Click the play button to see what Jack and our viewers had to say. (PHOTO CREDIT: GETTY IMAGES)
FROM CNN's Jack Cafferty:
Not now....Maybe later. That's pretty much what Congress told the Big Three U.S. automakers yesterday.
Executives from Ford, Chrysler and GM appeared on the Hill two days this week all but begging for federal aid. They said they needed a $25 billion bridge loan just to stay in business through the end of the year. Well it turns out Democratic leaders want to know exactly what they're going to do with that cash before they push through any legislation granting it.
House Speaker Nancy Pelosi said yesterday "Unless they show us the plan, we cannot show them the money."
So Congress will return next month to consider this $25 billion bailout if, and only if, the companies come up with a "viable" recovery plan to present to them by December 2nd.
It’s interesting that Congress all of a sudden wants detailed plans for the auto industry. Since they forked over $700 billion for the financial institutions, there has been virtually no Congressional oversight on what's been done with that money.
Here’s my question to you: What should the automakers agree to do in order to secure government aid?
Interested to know which ones made it on air?
Chuck from Sheboygan, Wisconsin writes:

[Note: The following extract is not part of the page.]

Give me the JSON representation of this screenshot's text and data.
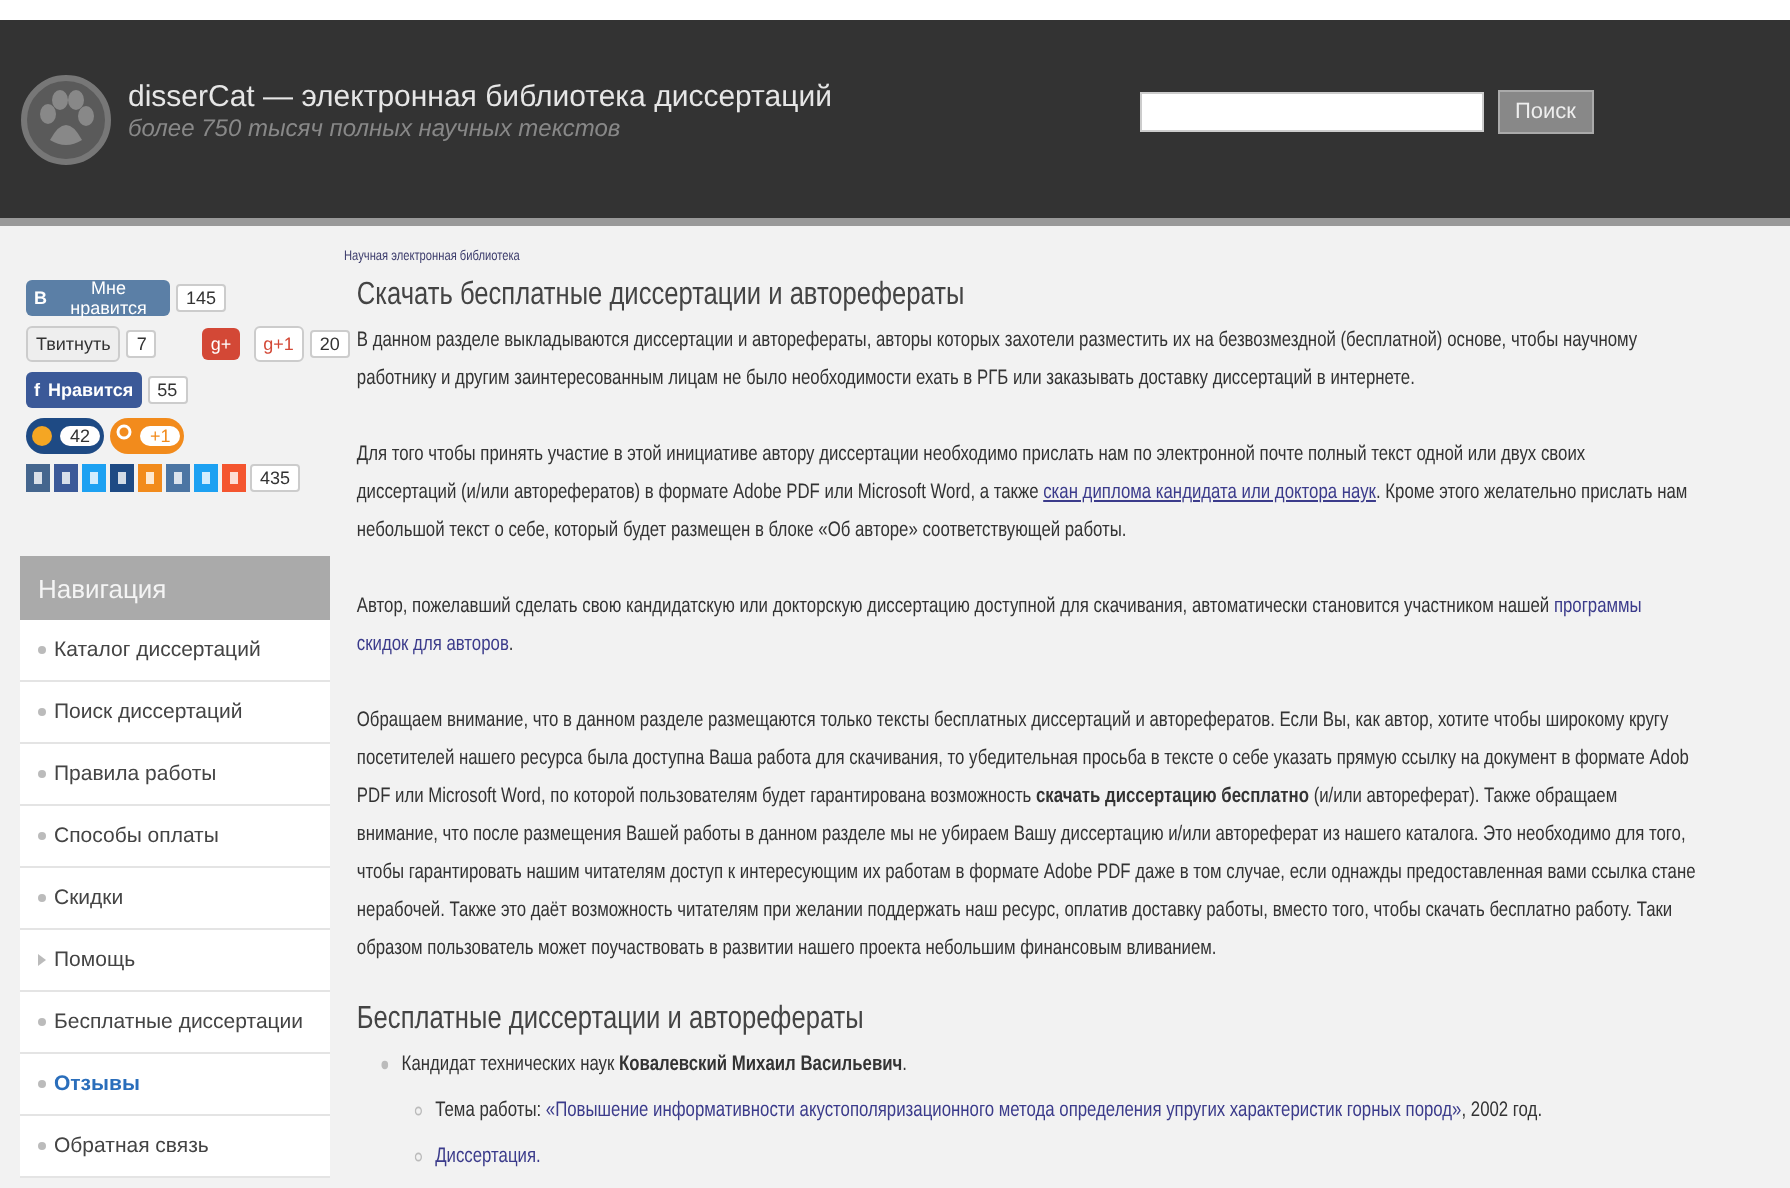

They should immediately agree to meet 35 mile per gallon CAFE standards within 3 years, 50 mpg within 10 years. They must agree to pay back the loans with interest. They must eliminate all corporate bonuses. Heck, I'm not getting one this year, why should they?
Charles from Lansing, Michigan writes:

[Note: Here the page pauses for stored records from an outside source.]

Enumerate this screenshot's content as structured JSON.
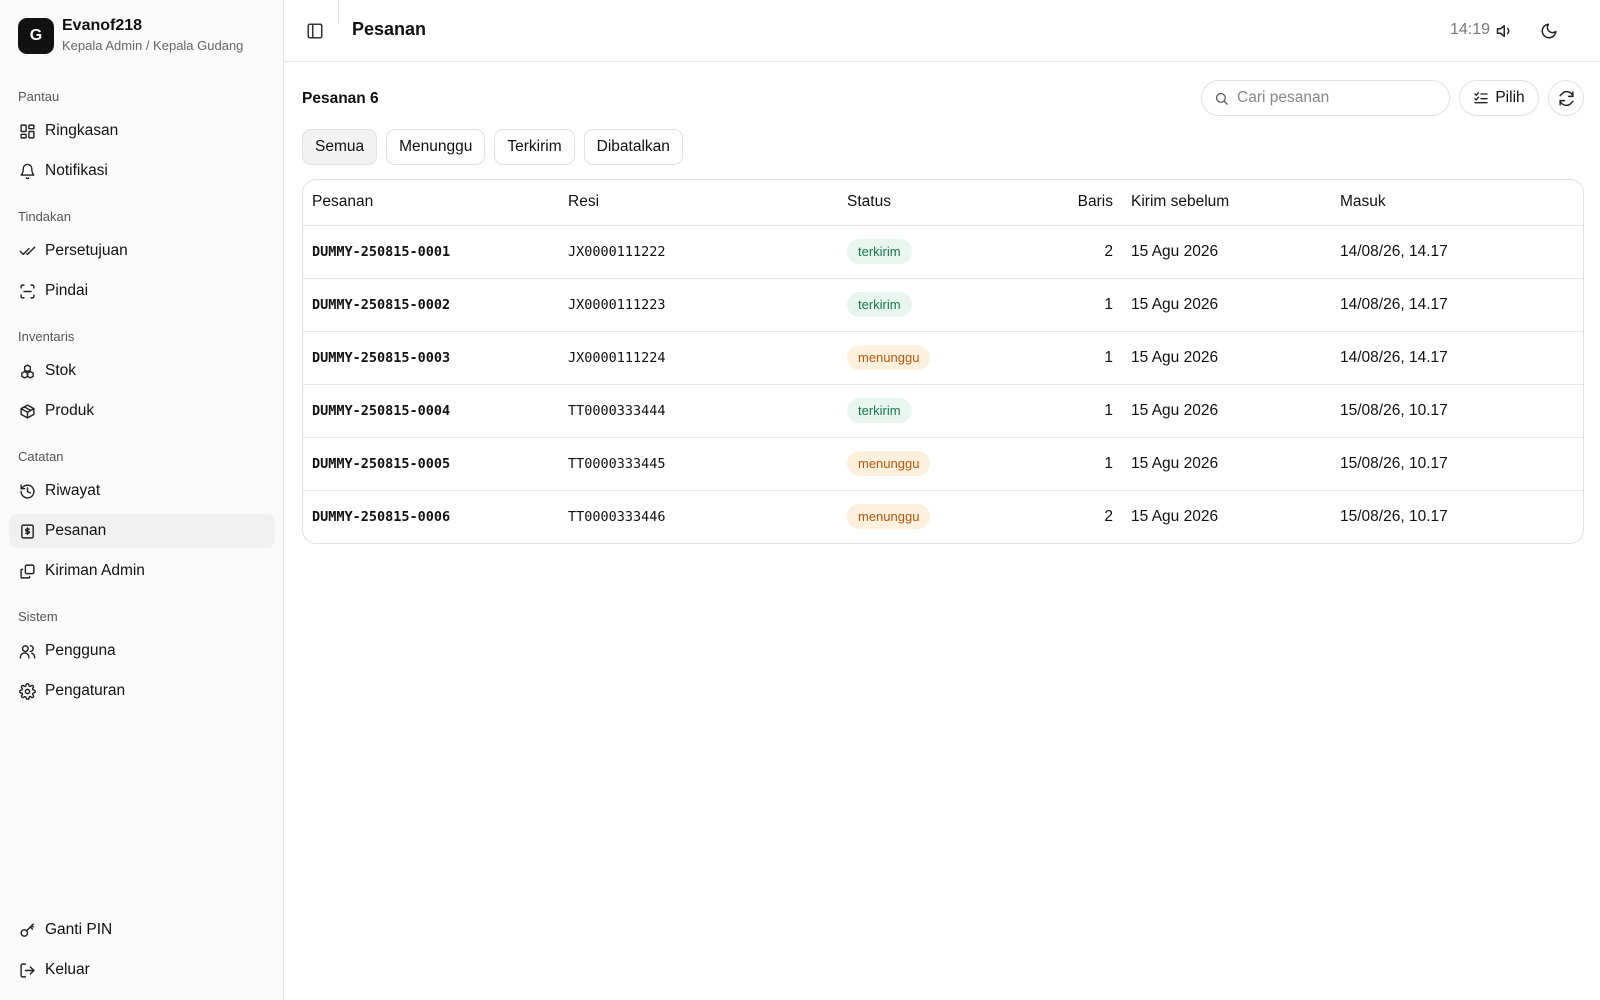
{
  "user": {
    "initial": "G",
    "name": "Evanof218",
    "role": "Kepala Admin / Kepala Gudang"
  },
  "nav": {
    "groups": [
      {
        "label": "Pantau",
        "items": [
          {
            "label": "Ringkasan",
            "icon": "dashboard-icon"
          },
          {
            "label": "Notifikasi",
            "icon": "bell-icon"
          }
        ]
      },
      {
        "label": "Tindakan",
        "items": [
          {
            "label": "Persetujuan",
            "icon": "double-check-icon"
          },
          {
            "label": "Pindai",
            "icon": "scan-icon"
          }
        ]
      },
      {
        "label": "Inventaris",
        "items": [
          {
            "label": "Stok",
            "icon": "boxes-icon"
          },
          {
            "label": "Produk",
            "icon": "package-icon"
          }
        ]
      },
      {
        "label": "Catatan",
        "items": [
          {
            "label": "Riwayat",
            "icon": "history-icon"
          },
          {
            "label": "Pesanan",
            "icon": "receipt-icon",
            "active": true
          },
          {
            "label": "Kiriman Admin",
            "icon": "copy-icon"
          }
        ]
      },
      {
        "label": "Sistem",
        "items": [
          {
            "label": "Pengguna",
            "icon": "users-icon"
          },
          {
            "label": "Pengaturan",
            "icon": "gear-icon"
          }
        ]
      }
    ],
    "bottom": [
      {
        "label": "Ganti PIN",
        "icon": "key-icon"
      },
      {
        "label": "Keluar",
        "icon": "logout-icon"
      }
    ]
  },
  "topbar": {
    "title": "Pesanan",
    "time": "14:19"
  },
  "main": {
    "count_title": "Pesanan 6",
    "search_placeholder": "Cari pesanan",
    "pilih_label": "Pilih",
    "tabs": [
      {
        "label": "Semua",
        "active": true
      },
      {
        "label": "Menunggu"
      },
      {
        "label": "Terkirim"
      },
      {
        "label": "Dibatalkan"
      }
    ],
    "columns": {
      "order": "Pesanan",
      "resi": "Resi",
      "status": "Status",
      "rows": "Baris",
      "ship_before": "Kirim sebelum",
      "received": "Masuk"
    },
    "rows": [
      {
        "order": "DUMMY-250815-0001",
        "resi": "JX0000111222",
        "status": "terkirim",
        "rows": "2",
        "ship_before": "15 Agu 2026",
        "received": "14/08/26, 14.17"
      },
      {
        "order": "DUMMY-250815-0002",
        "resi": "JX0000111223",
        "status": "terkirim",
        "rows": "1",
        "ship_before": "15 Agu 2026",
        "received": "14/08/26, 14.17"
      },
      {
        "order": "DUMMY-250815-0003",
        "resi": "JX0000111224",
        "status": "menunggu",
        "rows": "1",
        "ship_before": "15 Agu 2026",
        "received": "14/08/26, 14.17"
      },
      {
        "order": "DUMMY-250815-0004",
        "resi": "TT0000333444",
        "status": "terkirim",
        "rows": "1",
        "ship_before": "15 Agu 2026",
        "received": "15/08/26, 10.17"
      },
      {
        "order": "DUMMY-250815-0005",
        "resi": "TT0000333445",
        "status": "menunggu",
        "rows": "1",
        "ship_before": "15 Agu 2026",
        "received": "15/08/26, 10.17"
      },
      {
        "order": "DUMMY-250815-0006",
        "resi": "TT0000333446",
        "status": "menunggu",
        "rows": "2",
        "ship_before": "15 Agu 2026",
        "received": "15/08/26, 10.17"
      }
    ]
  },
  "colors": {
    "terkirim_bg": "#e8f6ef",
    "terkirim_text": "#157a4a",
    "menunggu_bg": "#fdf0dc",
    "menunggu_text": "#b5580c",
    "active_nav": "#f0f0f0"
  }
}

First, they have to show they can market their product to the general public. These three yo-yos have shown they don't have a clue by flying into Washington, D.C. in separate corporate jets. Start with three new CEOs.
Rick from Miami, Florida writes:
Send a memo to the union that the new rate of pay to tighten a nut in an assembly line is 8 dollars an hour. It has mistakenly been set at 30 bucks per hour and above for years. They would still be allowed to keep the fortunes they have built through years of being insanely overpaid, but starting tomorrow it's over. The guy watering the flowers at the Wal-Mart Garden Center works just as long and hard, but I'm sure he does not hold out for 100 grand a year. If the delusional Union members don’t like it, let them take their High School diplomas and dubious marketable skills elsewhere, and good luck.
The question should be, “Can we afford millions more on unemployment?”
Susi from Tucson, Arizona writes:
They shouldn't do anything. They should declare bankruptcy and work on building a smart industry with eco-friendly and economical vehicles. While I have sympathy for the loss of jobs, surely this didn't just happen last week. It's been coming for years, and no one has done anything to change the direction of the industry. Sorry, but tough love is the answer.
Charlie from New Mexico writes:
Given the present executive corporate culture and the unions' cost, I seriously doubt if anything will keep the "Big 3" afloat for very long. In the not-to-distant future, I fully expect my 2005 Chevy to be as much of an "orphan" as my 1937 Packard.